Object

A relatively benign natural course of unruptured cerebral arteriovenous malformations (AVMs) has recently been recognized, and the decision to treat incidentally found AVMs has been questioned. This study aims to evaluate the long-term imaging and clinical outcomes of patients with asymptomatic, incidentally discovered AVMs treated with Gamma Knife surgery (GKS).

Methods

Thirty-one patients, each with an incidentally diagnosed AVM, underwent GKS between 1989 and 2009. The nidus volumes ranged from 0.3 to 11.1 cm3 (median 3.2 cm3). A margin dose between 15 and 26 Gy (median 20 Gy) was used to treat the AVMs. Four patients underwent repeat GKS for still-patent AVM residuals after the initial GKS procedure. Clinical follow-up ranged from 24 to 196 months, with a mean of 78 months (median 51 months) after the initial GKS.

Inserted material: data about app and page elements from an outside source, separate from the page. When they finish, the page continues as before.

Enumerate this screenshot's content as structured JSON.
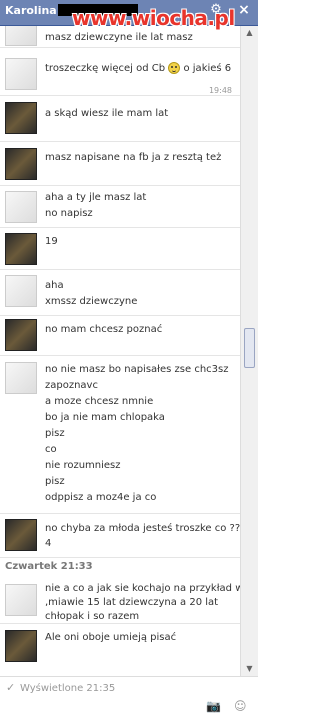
{
  "header": {
    "name": "Karolina",
    "gear_icon": "gear-icon",
    "close_icon": "close-icon",
    "watermark": "www.wiocha.pl"
  },
  "messages": [
    {
      "lines": [
        "masz dziewczyne ile lat masz"
      ]
    },
    {
      "lines": [
        "troszeczkę więcej od Cb",
        "o jakieś 6"
      ],
      "stamp": "19:48"
    },
    {
      "lines": [
        "a skąd wiesz ile mam lat"
      ]
    },
    {
      "lines": [
        "masz napisane na fb ja z resztą też"
      ]
    },
    {
      "lines": [
        "aha a ty jle masz lat",
        "no napisz"
      ]
    },
    {
      "lines": [
        "19"
      ]
    },
    {
      "lines": [
        "aha",
        "xmssz dziewczyne"
      ]
    },
    {
      "lines": [
        "no mam chcesz poznać"
      ]
    },
    {
      "lines": [
        "no nie masz bo napisałes zse chc3sz",
        "zapoznavc",
        "a moze chcesz nmnie",
        "bo ja nie mam chlopaka",
        "pisz",
        "co",
        "nie rozumniesz",
        "pisz",
        "odppisz a moz4e ja co"
      ]
    },
    {
      "lines": [
        "no chyba za młoda jesteś troszke co ??",
        "4"
      ]
    },
    {
      "lines": [
        "nie a co a jak sie kochajo na przykład w",
        ",miawie 15 lat dziewczyna a 20 lat",
        "chłopak i  so razem"
      ]
    },
    {
      "lines": [
        "Ale oni oboje umieją pisać"
      ]
    }
  ],
  "day_label": "Czwartek 21:33",
  "footer": {
    "seen": "Wyświetlone 21:35",
    "check_icon": "checkmark-icon",
    "camera_icon": "camera-icon",
    "emoticon_icon": "emoticon-icon"
  }
}
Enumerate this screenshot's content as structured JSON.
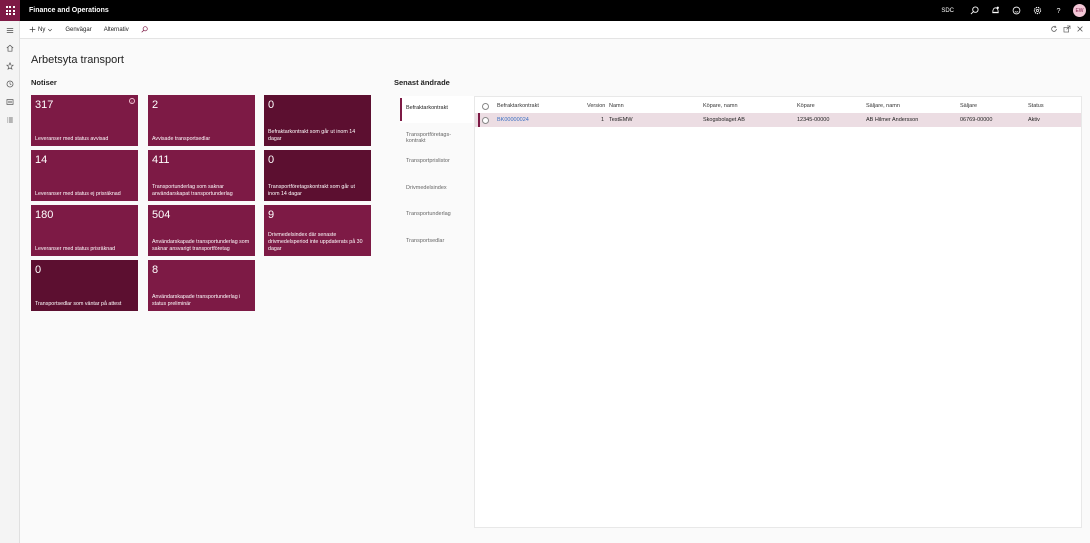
{
  "topbar": {
    "app_title": "Finance and Operations",
    "company": "SDC",
    "avatar_initials": "EW"
  },
  "actionbar": {
    "new_label": "Ny",
    "shortcuts_label": "Genvägar",
    "options_label": "Alternativ"
  },
  "page_title": "Arbetsyta transport",
  "notices": {
    "title": "Notiser",
    "tiles": [
      {
        "count": "317",
        "label": "Leveranser med status avvisad"
      },
      {
        "count": "2",
        "label": "Avvisade transportsedlar"
      },
      {
        "count": "0",
        "label": "Befraktarkontrakt som går ut inom 14 dagar"
      },
      {
        "count": "14",
        "label": "Leveranser med status ej prisräknad"
      },
      {
        "count": "411",
        "label": "Transportunderlag som saknar användarskapat transportunderlag"
      },
      {
        "count": "0",
        "label": "Transportföretagskontrakt som går ut inom 14 dagar"
      },
      {
        "count": "180",
        "label": "Leveranser med status prisräknad"
      },
      {
        "count": "504",
        "label": "Användarskapade transportunderlag som saknar ansvarigt transportföretag"
      },
      {
        "count": "9",
        "label": "Drivmedelsindex där senaste drivmedelsperiod inte uppdaterats på 30 dagar"
      },
      {
        "count": "0",
        "label": "Transportsedlar som väntar på attest"
      },
      {
        "count": "8",
        "label": "Användarskapade transportunderlag i status preliminär"
      }
    ]
  },
  "recent": {
    "title": "Senast ändrade",
    "tabs": [
      {
        "label": "Befraktarkontrakt"
      },
      {
        "label": "Transportföretags-kontrakt"
      },
      {
        "label": "Transportprislistor"
      },
      {
        "label": "Drivmedelsindex"
      },
      {
        "label": "Transportunderlag"
      },
      {
        "label": "Transportsedlar"
      }
    ],
    "columns": [
      "Befraktarkontrakt",
      "Version",
      "Namn",
      "Köpare, namn",
      "Köpare",
      "Säljare, namn",
      "Säljare",
      "Status"
    ],
    "rows": [
      {
        "contract": "BK00000024",
        "version": "1",
        "name": "TestEMW",
        "buyer_name": "Skogsbolaget AB",
        "buyer": "12345-00000",
        "seller_name": "AB Hilmer Andersson",
        "seller": "06769-00000",
        "status": "Aktiv"
      }
    ]
  },
  "colors": {
    "accent": "#7d1a45",
    "accent_dark": "#5c0f30",
    "link": "#3a6fc2"
  }
}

Results

Following GKS, 19 patients (61.3%) had a total AVM obliteration on angiography. In 7 patients (22.6%), no flow voids were observed on MRI but angiographic confirmation was not available. In 5 patients (16.1%), the AVMs remained patent. A small nidus volume was significantly associated with increased AVM obliteration rate. Thirteen patients (41.9%) developed radiation-induced imaging changes: 11 were asymptomatic (35.5%), 1 had only headache (3.2%), and 1 developed seizure and neurological deficits (3.2%). Two patients each had 1 hemorrhage during the latency period (116.5 risk years), yielding an annual hemorrhage rate of 1.7% before AVM obliteration.

Conclusions

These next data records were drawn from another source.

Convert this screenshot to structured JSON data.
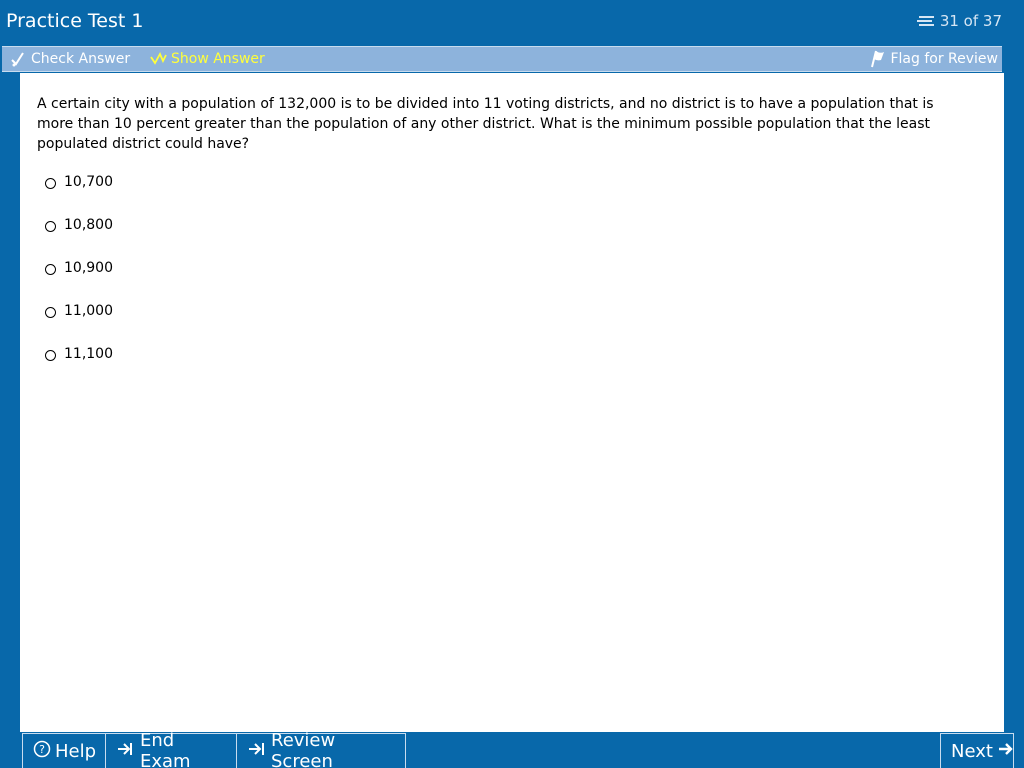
{
  "app": {
    "title": "Practice Test 1",
    "counter": "31 of 37"
  },
  "toolbar": {
    "check_label": "Check Answer",
    "show_label": "Show Answer",
    "flag_label": "Flag for Review"
  },
  "question": {
    "text": "A certain city with a population of 132,000 is to be divided into 11 voting districts, and no district is to have a population that is more than 10 percent greater than the population of any other district.  What is the minimum possible population that the least populated district could have?",
    "options": [
      "10,700",
      "10,800",
      "10,900",
      "11,000",
      "11,100"
    ]
  },
  "bottom": {
    "help_label": "Help",
    "end_label": "End Exam",
    "review_label": "Review Screen",
    "next_label": "Next"
  },
  "colors": {
    "frame_blue": "#0868aa",
    "toolbar_blue": "#8db3dc",
    "highlight_yellow": "#ffff3a"
  },
  "icons": {
    "counter": "pages-stack-icon",
    "check": "check-answer-icon",
    "show": "show-answer-icon",
    "flag": "flag-icon",
    "help": "help-circle-icon",
    "end": "exit-arrow-icon",
    "review": "review-arrow-icon",
    "next": "right-arrow-icon"
  }
}
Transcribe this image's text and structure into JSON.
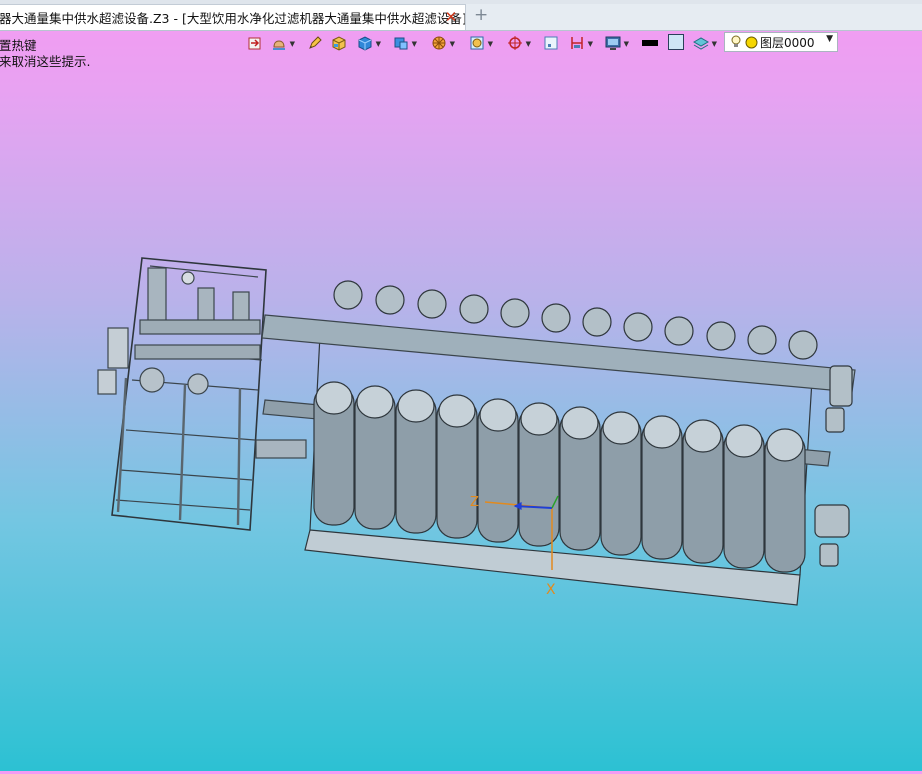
{
  "tabs": {
    "active_title": "器大通量集中供水超滤设备.Z3 - [大型饮用水净化过滤机器大通量集中供水超滤设备]",
    "close_icon": "close-icon",
    "new_tab_label": "+"
  },
  "hints": {
    "line1": "置热键",
    "line2": "来取消这些提示."
  },
  "toolbar": {
    "icons": [
      "import-icon",
      "hand-icon",
      "pencil-icon",
      "shaded-box-icon",
      "cube-icon",
      "shape-icon",
      "render-icon",
      "view-icon",
      "target-icon",
      "frame-icon",
      "clip-icon",
      "monitor-icon",
      "line-color-icon",
      "fill-color-icon",
      "layer-stack-icon"
    ]
  },
  "layer": {
    "name": "图层0000",
    "bulb_icon": "bulb-icon",
    "color_icon": "layer-color-icon"
  },
  "axes": {
    "x_label": "X",
    "z_label": "Z"
  },
  "colors": {
    "bg_top": "#f49bf2",
    "bg_bottom": "#2cc1d3",
    "model": "#94a4b0",
    "model_dark": "#3b454c",
    "close": "#d23a1d"
  }
}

The decision to treat asymptomatic AVMs, and if so, which treatment approach to use, remain the subject of debate. GKS as a minimally invasive procedure appears to achieve a reasonable outcome with low procedure-related morbidity. In those patients with incidental AVMs, the benefits as well as the risks of radiosurgical intervention will only be fully defined with long-term follow-up.